What magnification do you need to see sand?

What magnification do you need to see sand?

10x to 40x
The best way to observe sands under a microscope is to use a stereo microscope with a magnification of 10x to 40x. The stereo microscope gives you a 3D view of each grain of sand. They look like little crystals, with amazing shapes and colors.

How does sand look like?

To the naked eye, sand looks pretty uniform. Tiny beige specks of varying shades, collectively covering beaches and shores and deserts.

How do you photograph sand grains?

Really small objects like sand grains need macro lens. Only coarse sand can be successfully photographed with usual zoom lenses. I currently use Tamron 60 mm F/2 1:1 and Canon MP-E 65mm 1-5x macro lenses.
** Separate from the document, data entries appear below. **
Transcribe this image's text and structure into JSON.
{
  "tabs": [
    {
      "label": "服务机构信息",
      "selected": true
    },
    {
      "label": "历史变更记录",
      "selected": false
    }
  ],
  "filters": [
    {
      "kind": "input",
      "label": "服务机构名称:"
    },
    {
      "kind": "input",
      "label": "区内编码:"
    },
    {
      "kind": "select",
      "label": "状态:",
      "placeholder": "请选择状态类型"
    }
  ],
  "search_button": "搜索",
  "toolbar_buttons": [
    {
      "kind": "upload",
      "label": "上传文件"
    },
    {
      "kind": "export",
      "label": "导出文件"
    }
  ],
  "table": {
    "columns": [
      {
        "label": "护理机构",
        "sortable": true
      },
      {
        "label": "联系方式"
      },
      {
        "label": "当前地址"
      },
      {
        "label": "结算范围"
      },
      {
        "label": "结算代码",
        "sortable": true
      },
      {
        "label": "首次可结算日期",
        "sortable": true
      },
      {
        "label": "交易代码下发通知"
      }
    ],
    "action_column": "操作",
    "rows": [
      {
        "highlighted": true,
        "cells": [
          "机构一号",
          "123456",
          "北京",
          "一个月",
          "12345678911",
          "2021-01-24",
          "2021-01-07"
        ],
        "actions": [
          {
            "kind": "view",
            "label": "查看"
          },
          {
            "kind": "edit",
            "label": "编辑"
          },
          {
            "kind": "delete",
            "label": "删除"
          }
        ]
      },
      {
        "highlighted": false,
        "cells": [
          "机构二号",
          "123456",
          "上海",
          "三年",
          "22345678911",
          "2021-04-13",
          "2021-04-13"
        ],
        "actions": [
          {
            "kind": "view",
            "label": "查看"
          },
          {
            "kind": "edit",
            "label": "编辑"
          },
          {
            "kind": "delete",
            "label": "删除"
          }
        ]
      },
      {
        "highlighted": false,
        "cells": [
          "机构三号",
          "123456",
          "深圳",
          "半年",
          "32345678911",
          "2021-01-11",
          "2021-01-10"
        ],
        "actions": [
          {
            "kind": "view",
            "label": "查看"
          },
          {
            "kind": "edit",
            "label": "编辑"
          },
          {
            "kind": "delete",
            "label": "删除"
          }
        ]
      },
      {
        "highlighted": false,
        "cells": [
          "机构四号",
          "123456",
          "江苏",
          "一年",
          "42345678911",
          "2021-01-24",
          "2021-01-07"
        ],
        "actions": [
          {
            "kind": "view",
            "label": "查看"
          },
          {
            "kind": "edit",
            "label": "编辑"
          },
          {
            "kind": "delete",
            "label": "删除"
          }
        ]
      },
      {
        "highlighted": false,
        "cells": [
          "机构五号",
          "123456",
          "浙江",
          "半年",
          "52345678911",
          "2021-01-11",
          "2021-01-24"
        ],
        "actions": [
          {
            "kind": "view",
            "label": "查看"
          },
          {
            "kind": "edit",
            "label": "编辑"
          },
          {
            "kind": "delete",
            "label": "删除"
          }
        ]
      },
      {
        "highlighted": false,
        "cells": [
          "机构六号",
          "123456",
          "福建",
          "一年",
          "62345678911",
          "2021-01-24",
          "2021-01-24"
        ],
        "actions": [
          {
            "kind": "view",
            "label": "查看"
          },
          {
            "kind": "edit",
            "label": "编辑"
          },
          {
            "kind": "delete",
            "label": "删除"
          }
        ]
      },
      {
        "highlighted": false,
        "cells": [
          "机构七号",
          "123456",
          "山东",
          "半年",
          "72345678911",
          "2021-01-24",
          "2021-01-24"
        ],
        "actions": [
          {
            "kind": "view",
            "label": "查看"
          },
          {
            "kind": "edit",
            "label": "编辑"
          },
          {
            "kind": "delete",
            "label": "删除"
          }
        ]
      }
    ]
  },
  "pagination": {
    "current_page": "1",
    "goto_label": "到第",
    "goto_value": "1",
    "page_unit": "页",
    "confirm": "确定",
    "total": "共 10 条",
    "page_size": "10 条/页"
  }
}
If you will buy your macro lens, pay attention that it has at least 1:1 magnification.

How does sand look magnified 300 times?

His photographs of minuscule grains of colorful sands magnified up to 300 times reveal that sand under a microscope can be a mesmerizing view. Greenberg’s story is a fascinating one. First of all, he invented the high-definition 3D lenses that he takes his pictures on, resulting in 18 U.S. patents under his name.
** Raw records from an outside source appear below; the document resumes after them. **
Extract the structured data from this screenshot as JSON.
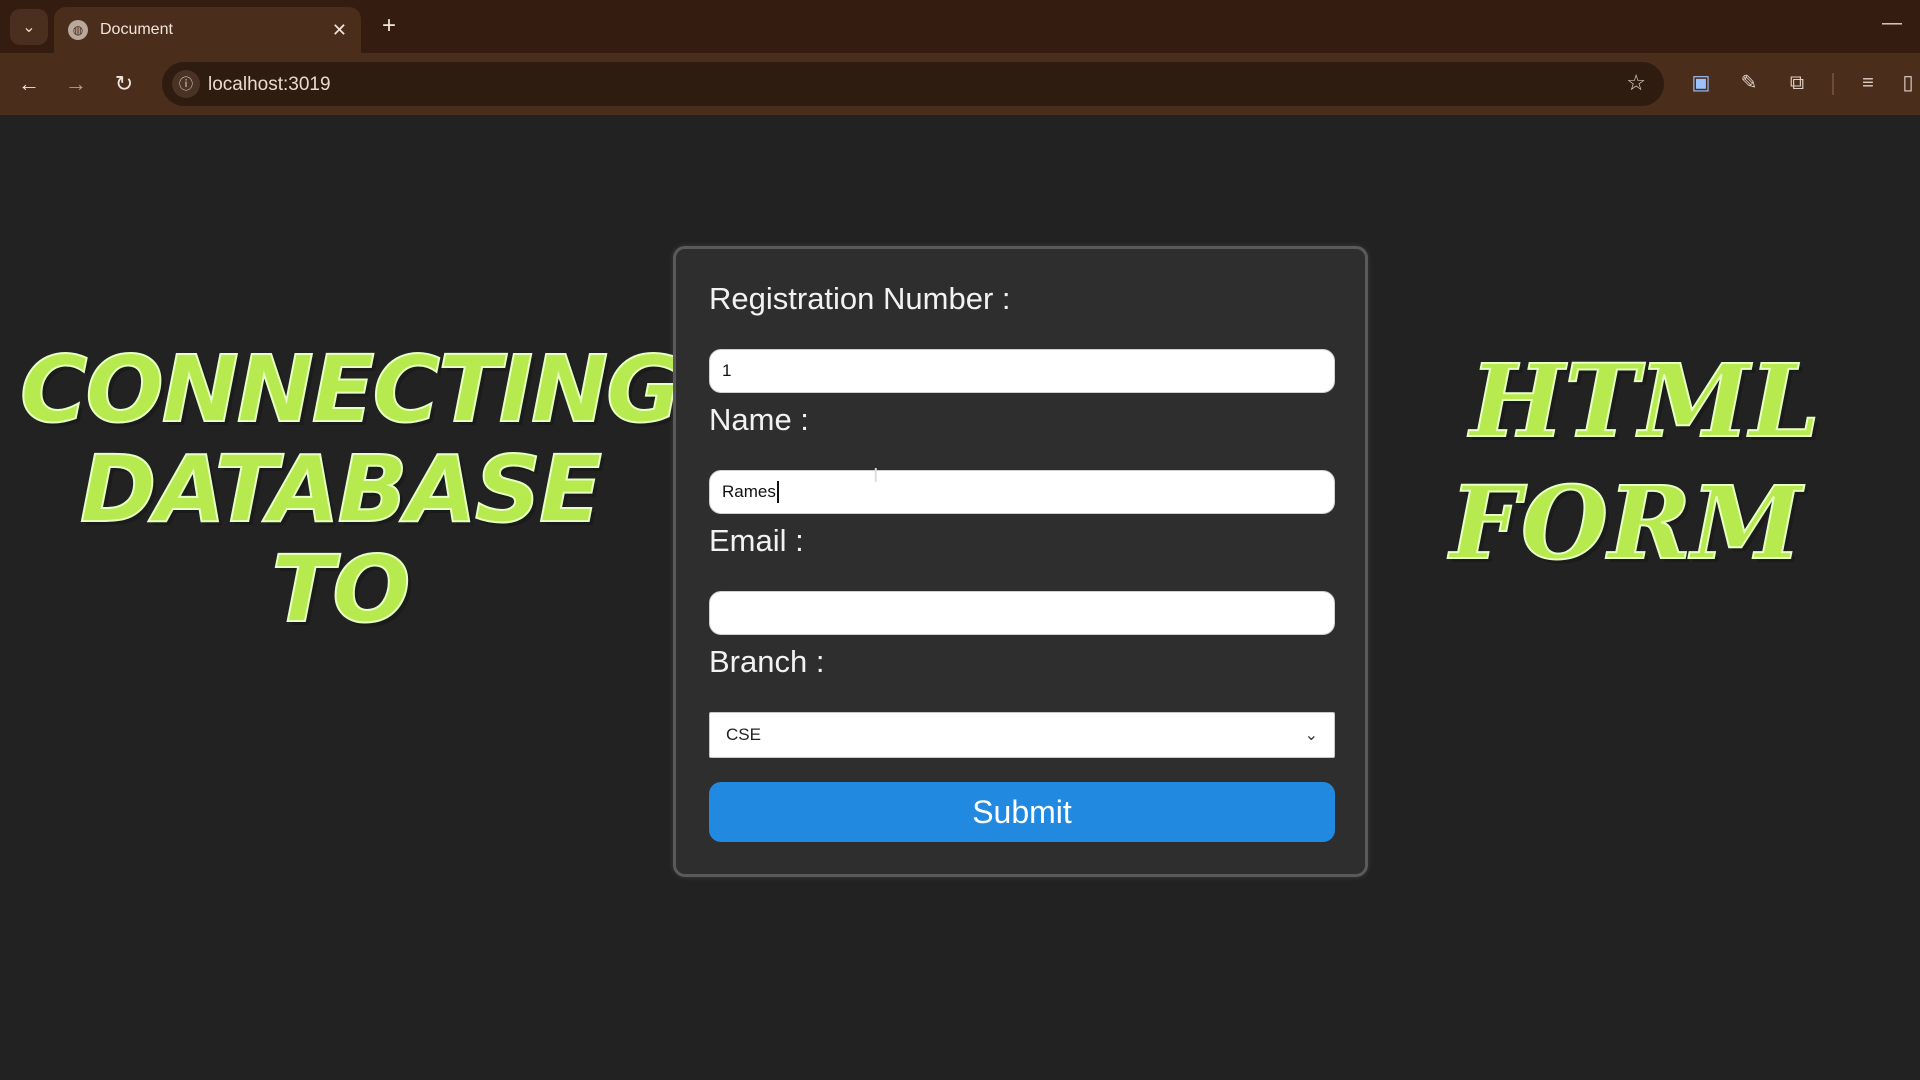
{
  "browser": {
    "tab_title": "Document",
    "tab_close": "✕",
    "new_tab": "+",
    "url": "localhost:3019",
    "minimize": "—"
  },
  "headline": {
    "left_lines": [
      "CONNECTING",
      "DATABASE",
      "TO"
    ],
    "right_lines": [
      "HTML",
      "FORM"
    ],
    "color": "#b6ea4e"
  },
  "form": {
    "registration_label": "Registration Number :",
    "registration_value": "1",
    "name_label": "Name :",
    "name_value": "Rames",
    "email_label": "Email :",
    "email_value": "",
    "branch_label": "Branch :",
    "branch_selected": "CSE",
    "submit_label": "Submit",
    "accent_color": "#2189e0"
  },
  "icons": {
    "tab_search": "chevron-down-icon",
    "back": "back-arrow-icon",
    "forward": "forward-arrow-icon",
    "reload": "reload-icon",
    "site_info": "info-icon",
    "bookmark": "star-icon",
    "extensions": [
      "screencast-icon",
      "eyedropper-icon",
      "puzzle-icon",
      "media-control-icon",
      "sidepanel-icon"
    ]
  }
}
What does sand look like under a magnifying glass?

Normally, when you look at sand it looks bland and brownish – all the same shape and size. However, Greenberg found that by magnifying it, he was able to expose the shells’ and crystals’ contrasting shapes and rainbow of colors – as well as revealed strange biological organisms – all unnoticeable to the naked eye.

Is sand just tiny rocks?

It’s just tiny little rocks.” Sand is, indeed, just a bunch of tiny rocks. It is also one phase of the endlessly churning rock cycle that has been shaping the surface of our earth for the last 4.5 billion years.

How does sand feel like?

It’s a tickly, gripply sand sensation. It’s big piles of small cubes hugging and comforting your tired and sore and broken sole. And yeah sure, the sand wedges itself up into your toenails, dusts up in your toe-knuckle hair, and coats the bottom of your feet like butter on toast.

Can you see the sand grain?

Each sand grain is about a tenth of a millimeter in size — which is the smallest thing that the human eye can see without help. But when you get closer, you can see that each sand grain is made up of an an “amazing array of incredible things,” Greenberg said in a 2012 TedTalk.

Does sand have fish poop?

Arguably, one of the best parts about visiting a beach is digging your toes in the sand, but have you ever wondered where all these grains came from? Turns out, the majority of sand grains found on white sand beaches, such as those found in Hawaii, are actually parrotfish poop.

Why is sand yellow?

“Iron is a very common mineral on, and in, the Earth”. When the iron minerals are exposed to the air they start to oxidise, and this oxidisation of the iron “is mainly what is giving the sand a yellow-like colour,” says Daniel.

What is red sand called?

Kaihalulu is one of the few red sand beaches in the world. The sand is a deep red-black, which contrasts with the blue water, the black sea wall, and the green ironwood trees.

What is orange sand?

Orange sand: Iron-rich minerals can also impart orange hue to sand. A combination of orange limestone, volcanic deposits, and shells of marine organisms can give sands an orange color.

Is sand made of fish poop?

The famous white-sand beaches of Hawaii, for example, actually come from the poop of parrotfish. The fish bite and scrape algae off of rocks and dead corals with their parrot-like beaks, grind up the inedible calcium-carbonate reef material (made mostly of coral skeletons) in their guts, and then excrete it as sand.